Task instructions. The answer must consist of every line below that contains the word "title".

Records for this exercise.
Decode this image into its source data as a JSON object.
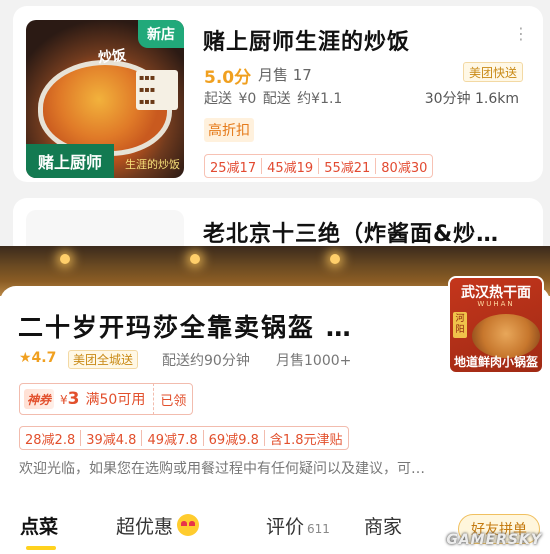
{
  "listing": {
    "card1": {
      "thumb": {
        "corner_badge": "新店",
        "script": "炒饭",
        "sign": "赌上厨师",
        "side_text": "生涯的炒饭"
      },
      "title": "赌上厨师生涯的炒饭",
      "score": "5.0分",
      "monthly_sales": "月售 17",
      "delivery_badge": "美团快送",
      "delivery_info": "起送 ¥0  配送 约¥1.1",
      "time_distance": "30分钟 1.6km",
      "discount_tag": "高折扣",
      "coupons": [
        "25减17",
        "45减19",
        "55减21",
        "80减30"
      ]
    },
    "card2": {
      "title": "老北京十三绝（炸酱面&炒…"
    }
  },
  "store": {
    "title": "二十岁开玛莎全靠卖锅盔 …",
    "rating": "★4.7",
    "delivery_badge": "美团全城送",
    "delivery_time": "配送约90分钟",
    "monthly_sales": "月售1000+",
    "promo_image": {
      "top": "武汉热干面",
      "sub": "WUHAN",
      "side": "河阳",
      "bottom": "地道鲜肉小锅盔"
    },
    "coupon": {
      "tag": "神券",
      "currency": "¥",
      "amount": "3",
      "condition": "满50可用",
      "status": "已领"
    },
    "coupons": [
      "28减2.8",
      "39减4.8",
      "49减7.8",
      "69减9.8",
      "含1.8元津贴"
    ],
    "notice": "欢迎光临，如果您在选购或用餐过程中有任何疑问以及建议，可…",
    "tabs": [
      {
        "label": "点菜"
      },
      {
        "label": "超优惠"
      },
      {
        "label": "评价",
        "count": "611"
      },
      {
        "label": "商家"
      }
    ],
    "tab_pill": "好友拼单",
    "watermark": "GAMERSKY"
  },
  "colors": {
    "accent_orange": "#f0a020",
    "coupon_red": "#e24a31",
    "tab_underline": "#ffd21e"
  }
}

Written solution.
      "title": "赌上厨师生涯的炒饭",
      "title": "老北京十三绝（炸酱面&炒…"
    "title": "二十岁开玛莎全靠卖锅盔 …",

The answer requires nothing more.